START Dataset

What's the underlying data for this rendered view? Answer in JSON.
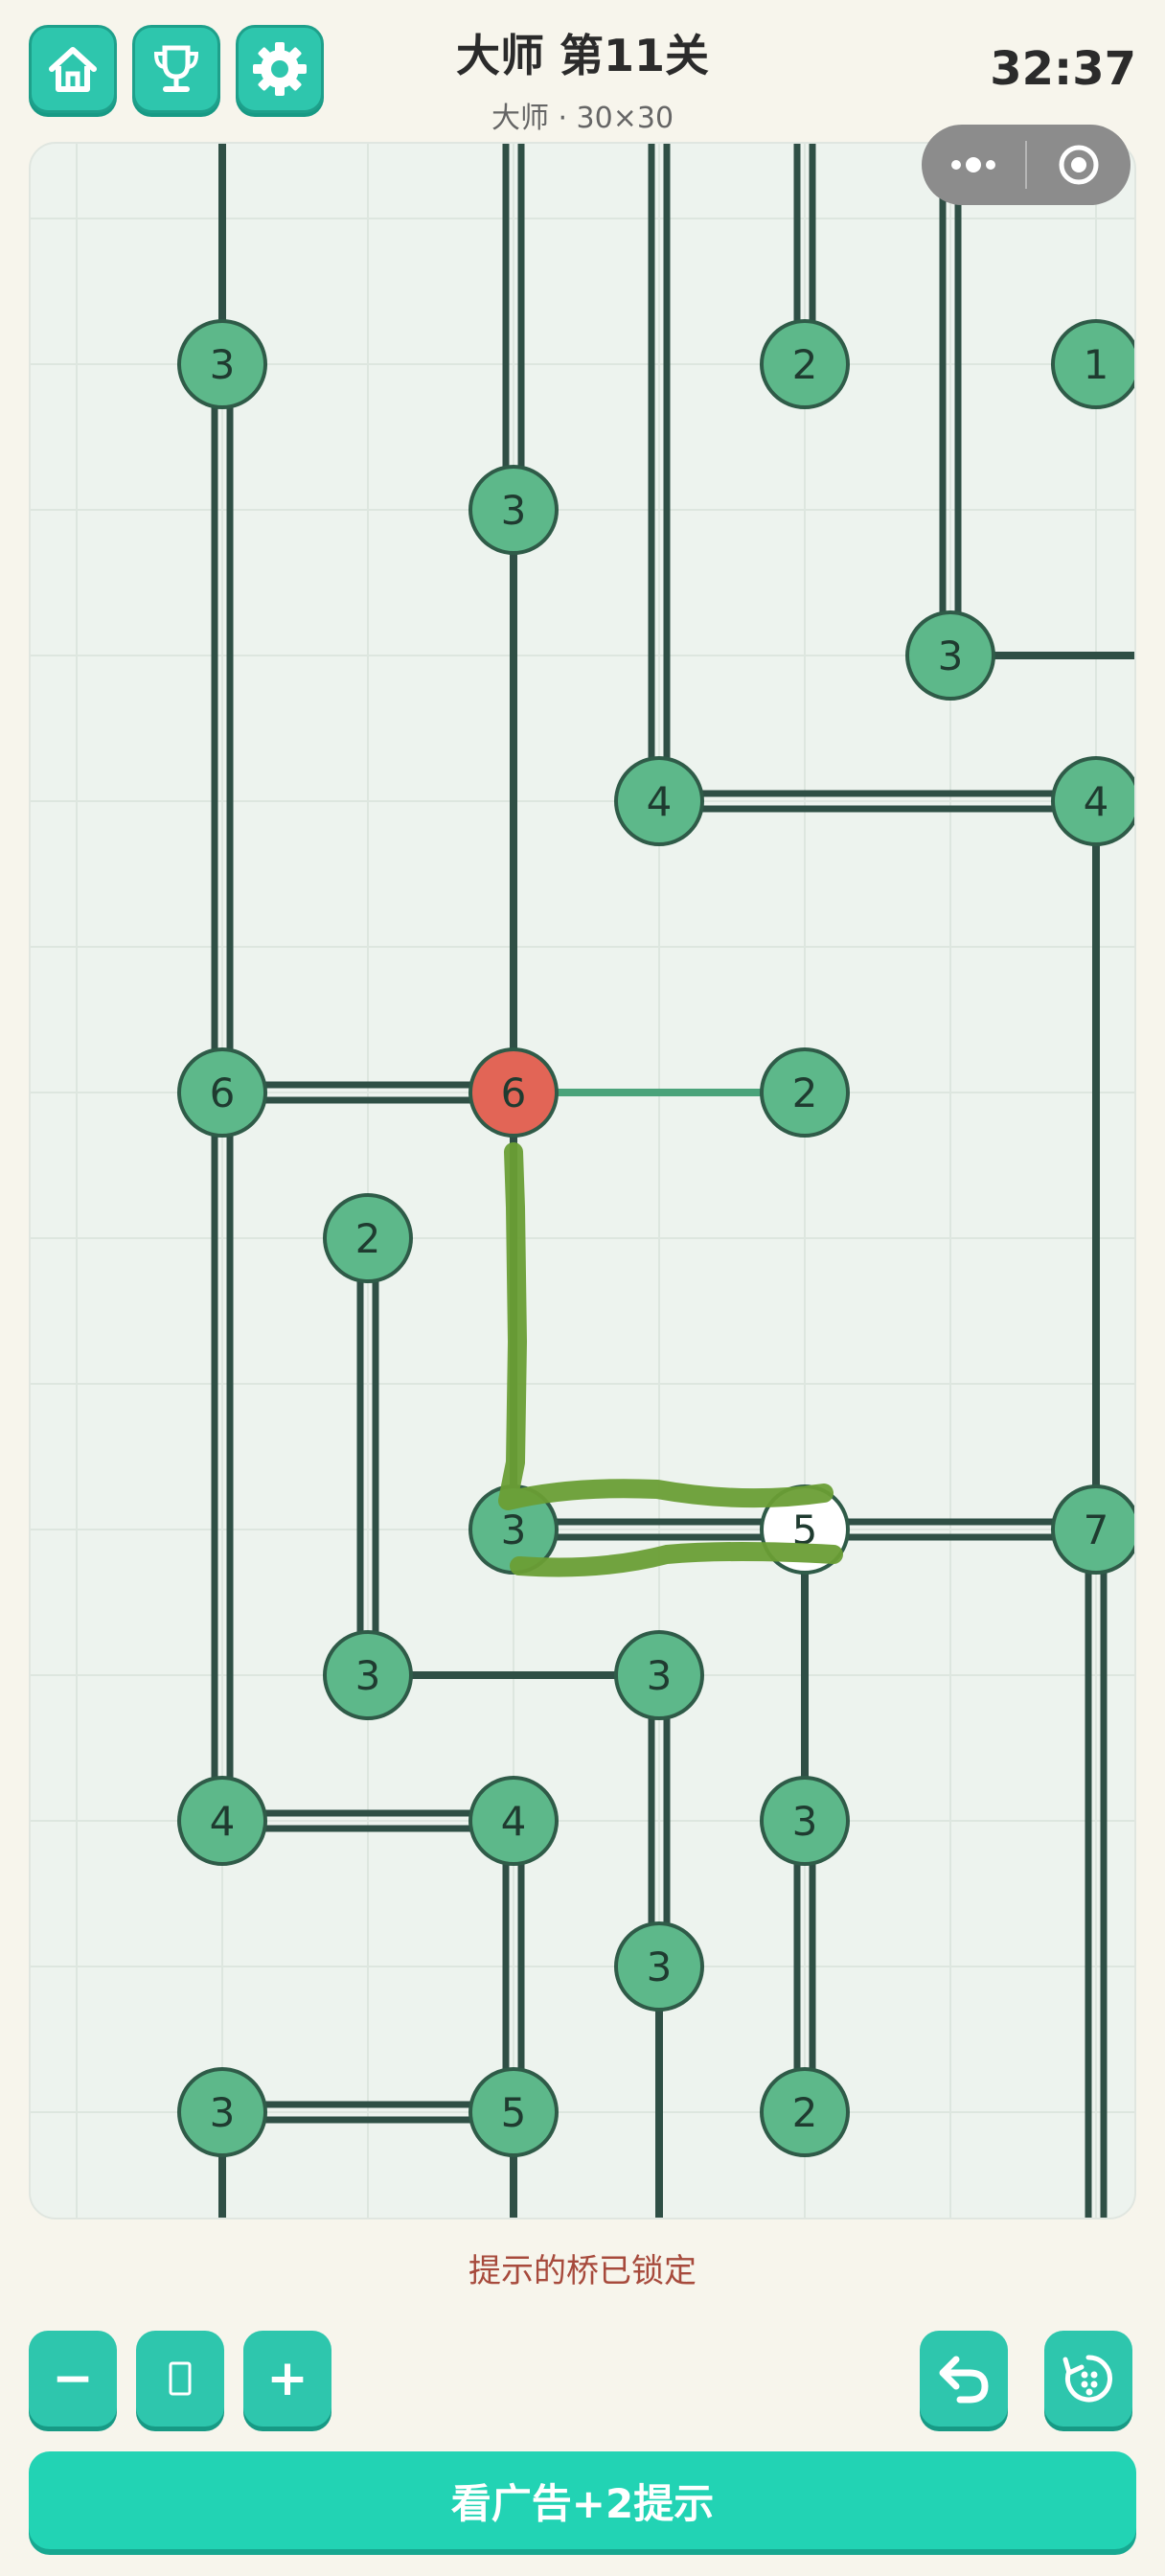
{
  "header": {
    "title": "大师 第11关",
    "subtitle": "大师 · 30×30",
    "timer": "32:37"
  },
  "buttons": {
    "home_icon": "home-icon",
    "trophy_icon": "trophy-icon",
    "settings_icon": "gear-icon"
  },
  "capsule": {
    "menu_icon": "more-dots-icon",
    "close_icon": "target-icon"
  },
  "puzzle": {
    "islands": [
      {
        "n": "3",
        "c": 1,
        "r": 1
      },
      {
        "n": "2",
        "c": 5,
        "r": 1
      },
      {
        "n": "1",
        "c": 7,
        "r": 1
      },
      {
        "n": "3",
        "c": 3,
        "r": 2
      },
      {
        "n": "3",
        "c": 6,
        "r": 3
      },
      {
        "n": "4",
        "c": 4,
        "r": 4
      },
      {
        "n": "4",
        "c": 7,
        "r": 4
      },
      {
        "n": "6",
        "c": 1,
        "r": 6
      },
      {
        "n": "6",
        "c": 3,
        "r": 6,
        "state": "error"
      },
      {
        "n": "2",
        "c": 5,
        "r": 6
      },
      {
        "n": "2",
        "c": 2,
        "r": 7
      },
      {
        "n": "3",
        "c": 3,
        "r": 9
      },
      {
        "n": "5",
        "c": 5,
        "r": 9,
        "state": "selected"
      },
      {
        "n": "7",
        "c": 7,
        "r": 9
      },
      {
        "n": "3",
        "c": 2,
        "r": 10
      },
      {
        "n": "3",
        "c": 4,
        "r": 10
      },
      {
        "n": "4",
        "c": 1,
        "r": 11
      },
      {
        "n": "4",
        "c": 3,
        "r": 11
      },
      {
        "n": "3",
        "c": 5,
        "r": 11
      },
      {
        "n": "3",
        "c": 4,
        "r": 12
      },
      {
        "n": "3",
        "c": 1,
        "r": 13
      },
      {
        "n": "5",
        "c": 3,
        "r": 13
      },
      {
        "n": "2",
        "c": 5,
        "r": 13
      }
    ],
    "bridges": [
      {
        "a": [
          1,
          -1
        ],
        "b": [
          1,
          1
        ],
        "count": 1
      },
      {
        "a": [
          1,
          1
        ],
        "b": [
          1,
          6
        ],
        "count": 2
      },
      {
        "a": [
          1,
          6
        ],
        "b": [
          1,
          11
        ],
        "count": 2
      },
      {
        "a": [
          1,
          13
        ],
        "b": [
          1,
          15
        ],
        "count": 1
      },
      {
        "a": [
          3,
          -1
        ],
        "b": [
          3,
          2
        ],
        "count": 2
      },
      {
        "a": [
          3,
          2
        ],
        "b": [
          3,
          6
        ],
        "count": 1
      },
      {
        "a": [
          3,
          6
        ],
        "b": [
          3,
          9
        ],
        "count": 1
      },
      {
        "a": [
          3,
          11
        ],
        "b": [
          3,
          13
        ],
        "count": 2
      },
      {
        "a": [
          3,
          13
        ],
        "b": [
          3,
          15
        ],
        "count": 1
      },
      {
        "a": [
          4,
          -1
        ],
        "b": [
          4,
          4
        ],
        "count": 2
      },
      {
        "a": [
          4,
          10
        ],
        "b": [
          4,
          12
        ],
        "count": 2
      },
      {
        "a": [
          4,
          12
        ],
        "b": [
          4,
          15
        ],
        "count": 1
      },
      {
        "a": [
          5,
          -1
        ],
        "b": [
          5,
          1
        ],
        "count": 2
      },
      {
        "a": [
          5,
          9
        ],
        "b": [
          5,
          11
        ],
        "count": 1
      },
      {
        "a": [
          5,
          11
        ],
        "b": [
          5,
          13
        ],
        "count": 2
      },
      {
        "a": [
          6,
          -1
        ],
        "b": [
          6,
          3
        ],
        "count": 2
      },
      {
        "a": [
          7,
          4
        ],
        "b": [
          7,
          9
        ],
        "count": 1
      },
      {
        "a": [
          7,
          9
        ],
        "b": [
          7,
          15
        ],
        "count": 2
      },
      {
        "a": [
          7,
          1
        ],
        "b": [
          8,
          1
        ],
        "count": 1
      },
      {
        "a": [
          6,
          3
        ],
        "b": [
          8,
          3
        ],
        "count": 1
      },
      {
        "a": [
          4,
          4
        ],
        "b": [
          7,
          4
        ],
        "count": 2
      },
      {
        "a": [
          7,
          4
        ],
        "b": [
          8,
          4
        ],
        "count": 1
      },
      {
        "a": [
          1,
          6
        ],
        "b": [
          3,
          6
        ],
        "count": 2
      },
      {
        "a": [
          3,
          6
        ],
        "b": [
          5,
          6
        ],
        "count": 1,
        "state": "hint"
      },
      {
        "a": [
          3,
          9
        ],
        "b": [
          5,
          9
        ],
        "count": 2
      },
      {
        "a": [
          5,
          9
        ],
        "b": [
          7,
          9
        ],
        "count": 2
      },
      {
        "a": [
          7,
          9
        ],
        "b": [
          8,
          9
        ],
        "count": 2
      },
      {
        "a": [
          2,
          10
        ],
        "b": [
          4,
          10
        ],
        "count": 1
      },
      {
        "a": [
          1,
          11
        ],
        "b": [
          3,
          11
        ],
        "count": 2
      },
      {
        "a": [
          1,
          13
        ],
        "b": [
          3,
          13
        ],
        "count": 2
      },
      {
        "a": [
          2,
          7
        ],
        "b": [
          2,
          10
        ],
        "count": 2
      }
    ],
    "colors": {
      "island": "#5db88a",
      "island_border": "#2f5b48",
      "island_error": "#e26556",
      "island_selected": "#ffffff",
      "bridge": "#2f4f45",
      "hint_bridge": "#4aa37a",
      "scribble": "#6a9e35"
    }
  },
  "status": {
    "hint_text": "提示的桥已锁定"
  },
  "controls": {
    "zoom_out": "−",
    "zoom_reset": "▯",
    "zoom_in": "+",
    "undo_icon": "undo-icon",
    "restart_icon": "restart-icon"
  },
  "ad_button": {
    "label": "看广告+2提示"
  }
}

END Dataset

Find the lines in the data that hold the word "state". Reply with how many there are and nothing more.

- _Your response_:
3